Restrictive covenant judged too extreme to be enforceable
Restrictive covenants are a useful way to protect your business from competition from employees who may leave to join a rival company.
They work in various ways such as preventing an employee from competing with your business for a set period or within a set area, or by preventing them approaching your clients for a specified time.
However, they have to be drawn up very carefully; if they are not restrictive enough they may not be effective but if they are too restrictive they may be unenforceable, as happened in a recent case before the High Court.
It involved an employee who joined a food company 20 years ago as a trainee. His contract was subject to a covenant that prevented him working with any of the company’s client base for six months if he resigned.

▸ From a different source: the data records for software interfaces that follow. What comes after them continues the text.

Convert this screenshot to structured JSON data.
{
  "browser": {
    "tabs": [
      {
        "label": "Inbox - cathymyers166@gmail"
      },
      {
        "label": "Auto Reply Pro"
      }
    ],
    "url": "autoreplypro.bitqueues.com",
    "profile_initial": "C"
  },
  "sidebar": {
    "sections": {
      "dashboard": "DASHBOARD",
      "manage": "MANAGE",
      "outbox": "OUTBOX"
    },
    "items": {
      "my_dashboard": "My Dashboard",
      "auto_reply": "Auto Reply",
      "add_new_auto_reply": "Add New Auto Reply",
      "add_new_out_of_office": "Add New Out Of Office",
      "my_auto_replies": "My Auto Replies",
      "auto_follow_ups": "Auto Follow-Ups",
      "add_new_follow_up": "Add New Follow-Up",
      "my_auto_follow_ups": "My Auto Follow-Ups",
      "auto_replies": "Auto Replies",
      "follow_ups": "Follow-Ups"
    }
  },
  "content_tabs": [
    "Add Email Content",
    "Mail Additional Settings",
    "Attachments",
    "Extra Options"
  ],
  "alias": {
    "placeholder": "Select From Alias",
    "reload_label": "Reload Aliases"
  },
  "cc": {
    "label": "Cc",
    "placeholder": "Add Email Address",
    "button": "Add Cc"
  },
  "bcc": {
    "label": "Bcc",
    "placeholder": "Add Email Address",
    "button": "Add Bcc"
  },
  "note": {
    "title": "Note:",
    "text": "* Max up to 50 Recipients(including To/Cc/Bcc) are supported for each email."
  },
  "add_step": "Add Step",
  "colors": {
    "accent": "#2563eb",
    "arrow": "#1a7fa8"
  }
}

However, at that time, as a trainee, he didn’t have didn’t have any involvement with clients, which meant that the covenant was inappropriate and a restraint of trade.
The covenant didn’t become an issue until recently when the employee, by now an experienced member of staff, wished to leave. The company sought to enforce the covenant to prevent him dealing with any of its customers, regardless of whether he had ever dealt with them during the course of his work.
He argued that this was unfair because he had only ever dealt with about 2% of the company’s clients and the covenant was therefore too restrictive. The High Court ruled in his favour. It held that it would clearly be unfair to prevent him working the other 98% of customers, given that he had never dealt with them in the past.
Please contact Jackie Cuneen if you would like more information about the issues raised in this article or any aspect of employment law.